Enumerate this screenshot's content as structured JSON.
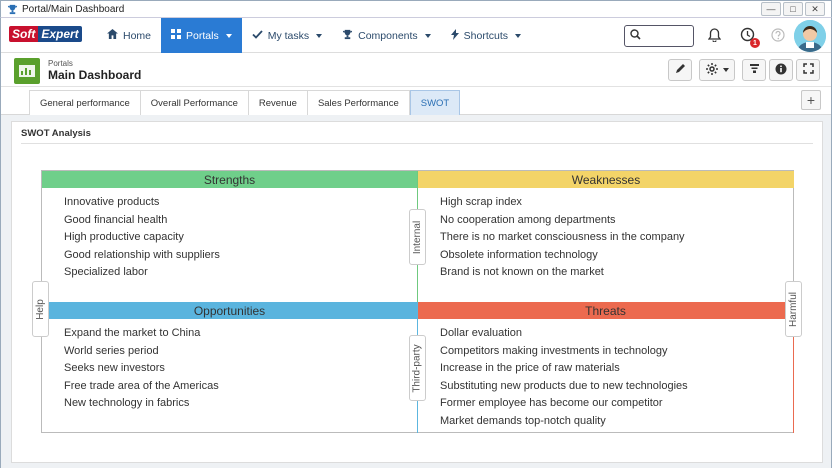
{
  "window": {
    "title": "Portal/Main Dashboard",
    "controls": [
      "—",
      "□",
      "✕"
    ]
  },
  "brand": {
    "part1": "Soft",
    "part2": "Expert"
  },
  "nav": {
    "items": [
      {
        "label": "Home",
        "icon": "home-icon",
        "active": false
      },
      {
        "label": "Portals",
        "icon": "grid-icon",
        "active": true
      },
      {
        "label": "My tasks",
        "icon": "check-icon",
        "active": false
      },
      {
        "label": "Components",
        "icon": "trophy-icon",
        "active": false
      },
      {
        "label": "Shortcuts",
        "icon": "bolt-icon",
        "active": false
      }
    ],
    "search_placeholder": "",
    "notification_badge": "1"
  },
  "header": {
    "breadcrumb": "Portals",
    "title": "Main Dashboard"
  },
  "tabs": [
    {
      "label": "General performance",
      "active": false
    },
    {
      "label": "Overall Performance",
      "active": false
    },
    {
      "label": "Revenue",
      "active": false
    },
    {
      "label": "Sales Performance",
      "active": false
    },
    {
      "label": "SWOT",
      "active": true
    }
  ],
  "panel": {
    "title": "SWOT Analysis"
  },
  "swot": {
    "axis": {
      "top_middle": "Internal",
      "bottom_middle": "Third-party",
      "left": "Help",
      "right": "Harmful"
    },
    "strengths": {
      "title": "Strengths",
      "color": "#6fcf8a",
      "items": [
        "Innovative products",
        "Good financial health",
        "High productive capacity",
        "Good relationship with suppliers",
        "Specialized labor"
      ]
    },
    "weaknesses": {
      "title": "Weaknesses",
      "color": "#f3d468",
      "items": [
        "High scrap index",
        "No cooperation among departments",
        "There is no market consciousness in the company",
        "Obsolete information technology",
        "Brand is not known on the market"
      ]
    },
    "opportunities": {
      "title": "Opportunities",
      "color": "#5ab4de",
      "items": [
        "Expand the market to China",
        "World series period",
        "Seeks new investors",
        "Free trade area of the Americas",
        "New technology in fabrics"
      ]
    },
    "threats": {
      "title": "Threats",
      "color": "#ec6a4f",
      "items": [
        "Dollar evaluation",
        "Competitors making investments in technology",
        "Increase in the price of raw materials",
        "Substituting new products due to new technologies",
        "Former employee has become our competitor",
        "Market demands top-notch quality"
      ]
    }
  }
}
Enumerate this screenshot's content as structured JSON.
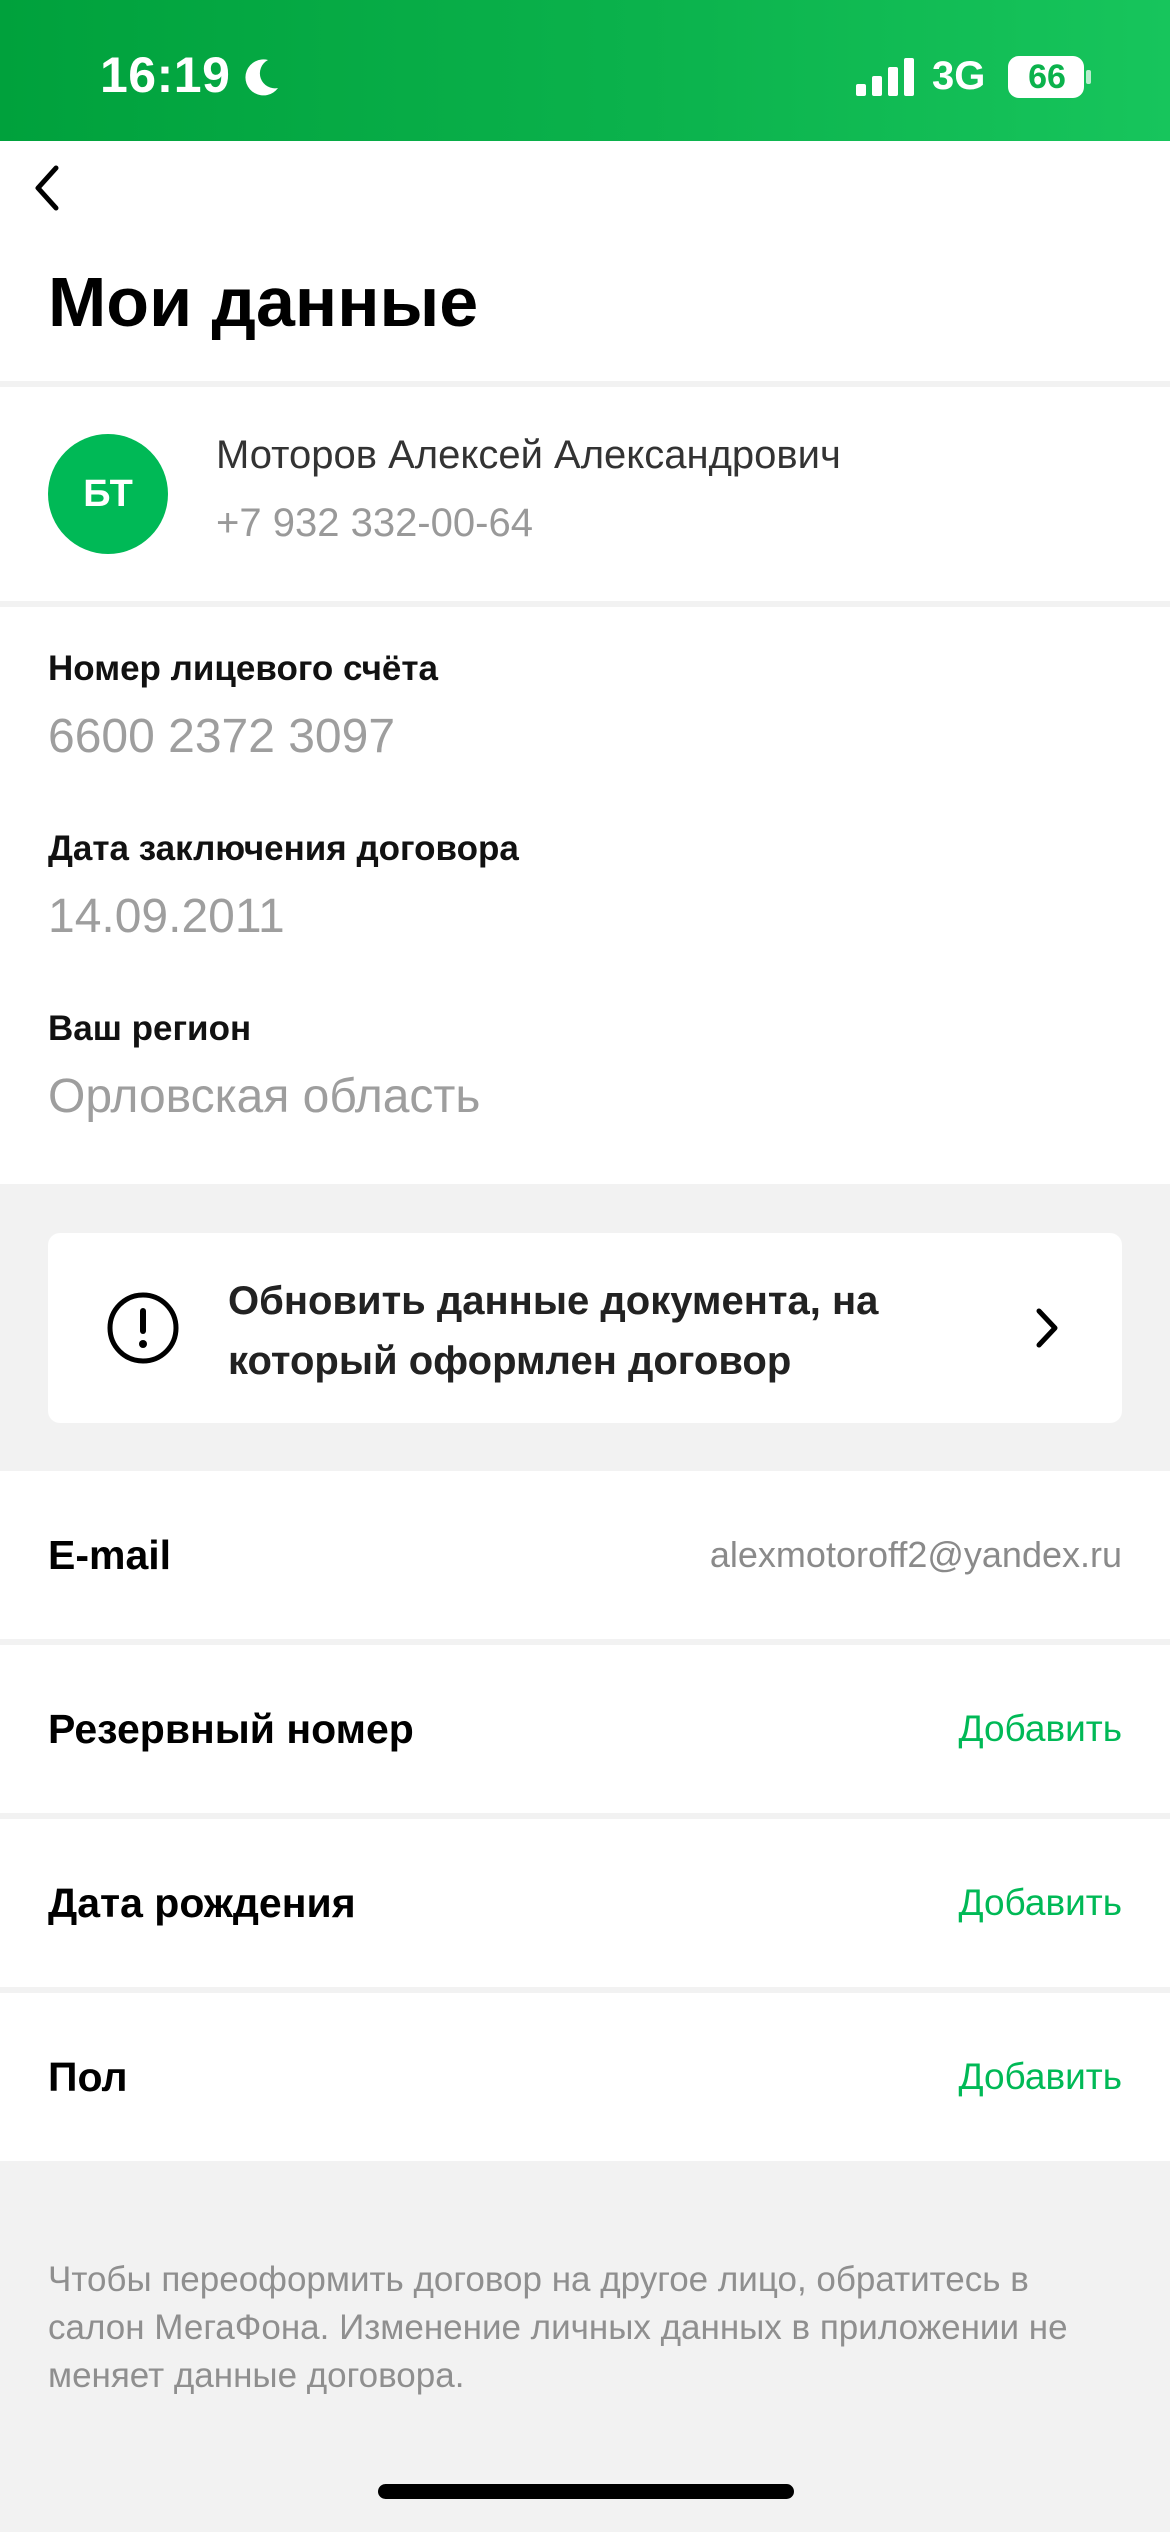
{
  "status_bar": {
    "time": "16:19",
    "network": "3G",
    "battery": "66",
    "icons": [
      "moon-icon",
      "signal-icon",
      "battery-icon"
    ],
    "background": "#0bb24c"
  },
  "header": {
    "title": "Мои данные",
    "back_icon": "chevron-left-icon"
  },
  "profile": {
    "initials": "БТ",
    "name": "Моторов Алексей Александрович",
    "phone": "+7 932 332-00-64",
    "avatar_color": "#00b956"
  },
  "info": [
    {
      "label": "Номер лицевого счёта",
      "value": "6600 2372 3097"
    },
    {
      "label": "Дата заключения договора",
      "value": "14.09.2011"
    },
    {
      "label": "Ваш регион",
      "value": "Орловская область"
    }
  ],
  "notice": {
    "text": "Обновить данные документа, на который оформлен договор",
    "icon": "alert-circle-icon"
  },
  "rows": [
    {
      "label": "E-mail",
      "value": "alexmotoroff2@yandex.ru"
    },
    {
      "label": "Резервный номер",
      "action": "Добавить"
    },
    {
      "label": "Дата рождения",
      "action": "Добавить"
    },
    {
      "label": "Пол",
      "action": "Добавить"
    }
  ],
  "footnote": "Чтобы переоформить договор на другое лицо, обратитесь в салон МегаФона. Изменение личных данных в приложении не меняет данные договора.",
  "colors": {
    "accent": "#00b956",
    "background": "#f2f2f2"
  }
}
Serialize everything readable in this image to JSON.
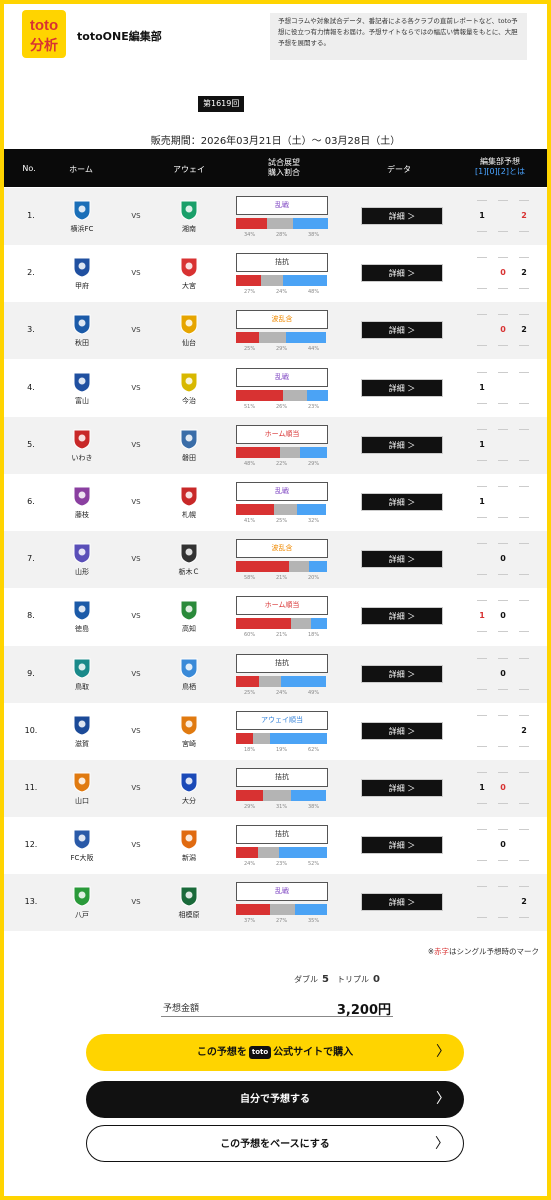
{
  "header": {
    "logo_text": "toto 分析",
    "brand": "totoONE編集部",
    "intro": "予想コラムや対象試合データ、番記者による各クラブの直前レポートなど、toto予想に役立つ有力情報をお届け。予想サイトならではの幅広い情報量をもとに、大胆予想を展開する。"
  },
  "round": "第1619回",
  "period": "販売期間：2026年03月21日（土）〜 03月28日（土）",
  "table_head": {
    "no": "No.",
    "home": "ホーム",
    "away": "アウェイ",
    "cond1": "試合展望",
    "cond2": "購入割合",
    "data": "データ",
    "pick1": "編集部予想",
    "pick2": "[1][0][2]とは"
  },
  "vs": "VS",
  "detail_label": "詳細 ＞",
  "matches": [
    {
      "no": "1.",
      "home": "横浜FC",
      "away": "湘南",
      "cond": "乱戦",
      "cond_color": "#7a3fc0",
      "pct": [
        34,
        28,
        38
      ],
      "picks": [
        "1",
        "",
        "2"
      ],
      "red": [
        false,
        false,
        true
      ],
      "home_color": "#1b6fb8",
      "away_color": "#1aa06a"
    },
    {
      "no": "2.",
      "home": "甲府",
      "away": "大宮",
      "cond": "拮抗",
      "cond_color": "#333333",
      "pct": [
        27,
        24,
        48
      ],
      "picks": [
        "",
        "0",
        "2"
      ],
      "red": [
        false,
        true,
        false
      ],
      "home_color": "#2050a0",
      "away_color": "#d83232"
    },
    {
      "no": "3.",
      "home": "秋田",
      "away": "仙台",
      "cond": "波乱含",
      "cond_color": "#f08a00",
      "pct": [
        25,
        29,
        44
      ],
      "picks": [
        "",
        "0",
        "2"
      ],
      "red": [
        false,
        true,
        false
      ],
      "home_color": "#1b5aa8",
      "away_color": "#e6a500"
    },
    {
      "no": "4.",
      "home": "富山",
      "away": "今治",
      "cond": "乱戦",
      "cond_color": "#7a3fc0",
      "pct": [
        51,
        26,
        23
      ],
      "picks": [
        "1",
        "",
        ""
      ],
      "red": [
        false,
        false,
        false
      ],
      "home_color": "#2050a0",
      "away_color": "#d8b800"
    },
    {
      "no": "5.",
      "home": "いわき",
      "away": "磐田",
      "cond": "ホーム順当",
      "cond_color": "#d83232",
      "pct": [
        48,
        22,
        29
      ],
      "picks": [
        "1",
        "",
        ""
      ],
      "red": [
        false,
        false,
        false
      ],
      "home_color": "#c82828",
      "away_color": "#3a6da8"
    },
    {
      "no": "6.",
      "home": "藤枝",
      "away": "札幌",
      "cond": "乱戦",
      "cond_color": "#7a3fc0",
      "pct": [
        41,
        25,
        32
      ],
      "picks": [
        "1",
        "",
        ""
      ],
      "red": [
        false,
        false,
        false
      ],
      "home_color": "#8a3fa0",
      "away_color": "#c82828"
    },
    {
      "no": "7.",
      "home": "山形",
      "away": "栃木Ｃ",
      "cond": "波乱含",
      "cond_color": "#f08a00",
      "pct": [
        58,
        21,
        20
      ],
      "picks": [
        "",
        "0",
        ""
      ],
      "red": [
        false,
        false,
        false
      ],
      "home_color": "#5a4fb8",
      "away_color": "#333333"
    },
    {
      "no": "8.",
      "home": "徳島",
      "away": "高知",
      "cond": "ホーム順当",
      "cond_color": "#d83232",
      "pct": [
        60,
        21,
        18
      ],
      "picks": [
        "1",
        "0",
        ""
      ],
      "red": [
        true,
        false,
        false
      ],
      "home_color": "#1b5aa8",
      "away_color": "#2a8a3a"
    },
    {
      "no": "9.",
      "home": "鳥取",
      "away": "鳥栖",
      "cond": "拮抗",
      "cond_color": "#333333",
      "pct": [
        25,
        24,
        49
      ],
      "picks": [
        "",
        "0",
        ""
      ],
      "red": [
        false,
        false,
        false
      ],
      "home_color": "#1a8a8a",
      "away_color": "#3a8ad8"
    },
    {
      "no": "10.",
      "home": "滋賀",
      "away": "宮崎",
      "cond": "アウェイ順当",
      "cond_color": "#2f7fd8",
      "pct": [
        18,
        19,
        62
      ],
      "picks": [
        "",
        "",
        "2"
      ],
      "red": [
        false,
        false,
        false
      ],
      "home_color": "#1b4a98",
      "away_color": "#e07a10"
    },
    {
      "no": "11.",
      "home": "山口",
      "away": "大分",
      "cond": "拮抗",
      "cond_color": "#333333",
      "pct": [
        29,
        31,
        38
      ],
      "picks": [
        "1",
        "0",
        ""
      ],
      "red": [
        false,
        true,
        false
      ],
      "home_color": "#e07a10",
      "away_color": "#1b4ab8"
    },
    {
      "no": "12.",
      "home": "FC大阪",
      "away": "新潟",
      "cond": "拮抗",
      "cond_color": "#333333",
      "pct": [
        24,
        23,
        52
      ],
      "picks": [
        "",
        "0",
        ""
      ],
      "red": [
        false,
        false,
        false
      ],
      "home_color": "#2a5aa8",
      "away_color": "#e06a10"
    },
    {
      "no": "13.",
      "home": "八戸",
      "away": "相模原",
      "cond": "乱戦",
      "cond_color": "#7a3fc0",
      "pct": [
        37,
        27,
        35
      ],
      "picks": [
        "",
        "",
        "2"
      ],
      "red": [
        false,
        false,
        false
      ],
      "home_color": "#2a9a3a",
      "away_color": "#1a6a3a"
    }
  ],
  "footer": {
    "note_red": "赤字",
    "note_rest": "はシングル予想時のマーク",
    "note_mark": "※",
    "double_label": "ダブル",
    "double_val": "5",
    "triple_label": "トリプル",
    "triple_val": "0",
    "amount_label": "予想金額",
    "amount_val": "3,200円",
    "buy_pre": "この予想を",
    "buy_logo": "toto",
    "buy_post": "公式サイトで購入",
    "self_label": "自分で予想する",
    "base_label": "この予想をベースにする",
    "chevron": "〉"
  }
}
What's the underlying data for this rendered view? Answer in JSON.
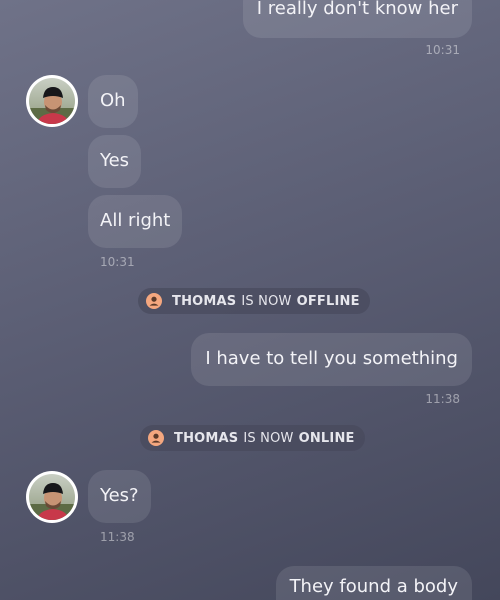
{
  "messages": [
    {
      "side": "out",
      "text": "I really don't know her",
      "time": "10:31"
    },
    {
      "side": "in",
      "text": "Oh"
    },
    {
      "side": "in",
      "text": "Yes"
    },
    {
      "side": "in",
      "text": "All right",
      "time": "10:31"
    },
    {
      "side": "out",
      "text": "I have to tell you something",
      "time": "11:38"
    },
    {
      "side": "in",
      "text": "Yes?",
      "time": "11:38"
    },
    {
      "side": "out",
      "text": "They found a body"
    }
  ],
  "status_events": [
    {
      "name": "THOMAS",
      "middle": "IS NOW",
      "state": "OFFLINE"
    },
    {
      "name": "THOMAS",
      "middle": "IS NOW",
      "state": "ONLINE"
    }
  ],
  "icons": {
    "avatar": "contact-avatar-photo",
    "status": "user-icon"
  },
  "colors": {
    "background_top": "#6f7288",
    "background_bottom": "#44475b",
    "bubble": "rgba(255,255,255,0.10)",
    "status_icon": "#f4a77f"
  }
}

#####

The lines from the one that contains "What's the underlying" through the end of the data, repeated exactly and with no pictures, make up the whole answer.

What's the underlying data for this rendered view? Answer in JSON.
{
  "messages": [
    {
      "side": "out",
      "text": "I really don't know her",
      "time": "10:31"
    },
    {
      "side": "in",
      "text": "Oh"
    },
    {
      "side": "in",
      "text": "Yes"
    },
    {
      "side": "in",
      "text": "All right",
      "time": "10:31"
    },
    {
      "side": "out",
      "text": "I have to tell you something",
      "time": "11:38"
    },
    {
      "side": "in",
      "text": "Yes?",
      "time": "11:38"
    },
    {
      "side": "out",
      "text": "They found a body"
    }
  ],
  "status_events": [
    {
      "name": "THOMAS",
      "middle": "IS NOW",
      "state": "OFFLINE"
    },
    {
      "name": "THOMAS",
      "middle": "IS NOW",
      "state": "ONLINE"
    }
  ],
  "icons": {
    "avatar": "contact-avatar-photo",
    "status": "user-icon"
  },
  "colors": {
    "background_top": "#6f7288",
    "background_bottom": "#44475b",
    "bubble": "rgba(255,255,255,0.10)",
    "status_icon": "#f4a77f"
  }
}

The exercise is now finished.